- **Data section**

*** Block opens ***

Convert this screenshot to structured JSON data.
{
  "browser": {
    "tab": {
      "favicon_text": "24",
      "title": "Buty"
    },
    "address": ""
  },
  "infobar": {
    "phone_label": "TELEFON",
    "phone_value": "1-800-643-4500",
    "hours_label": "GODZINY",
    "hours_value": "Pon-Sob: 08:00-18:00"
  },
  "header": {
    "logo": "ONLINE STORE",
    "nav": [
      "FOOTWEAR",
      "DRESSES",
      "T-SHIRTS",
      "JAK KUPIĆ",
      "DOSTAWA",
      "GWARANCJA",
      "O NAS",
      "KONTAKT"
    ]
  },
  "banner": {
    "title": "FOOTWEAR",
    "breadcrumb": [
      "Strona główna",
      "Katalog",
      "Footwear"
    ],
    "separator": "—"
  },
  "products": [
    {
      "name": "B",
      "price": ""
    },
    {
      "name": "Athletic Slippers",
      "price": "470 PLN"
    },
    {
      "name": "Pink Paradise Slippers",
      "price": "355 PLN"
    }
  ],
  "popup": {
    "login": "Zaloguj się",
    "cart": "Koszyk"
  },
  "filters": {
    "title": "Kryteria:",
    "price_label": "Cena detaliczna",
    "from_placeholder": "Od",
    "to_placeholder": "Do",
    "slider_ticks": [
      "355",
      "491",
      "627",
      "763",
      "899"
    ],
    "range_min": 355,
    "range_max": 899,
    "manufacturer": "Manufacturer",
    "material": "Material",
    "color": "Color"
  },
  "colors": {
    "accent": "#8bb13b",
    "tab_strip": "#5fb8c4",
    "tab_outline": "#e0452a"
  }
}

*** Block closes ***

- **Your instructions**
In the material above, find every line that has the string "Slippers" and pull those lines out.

- **Exercise output**
      "name": "Athletic Slippers",
      "name": "Pink Paradise Slippers",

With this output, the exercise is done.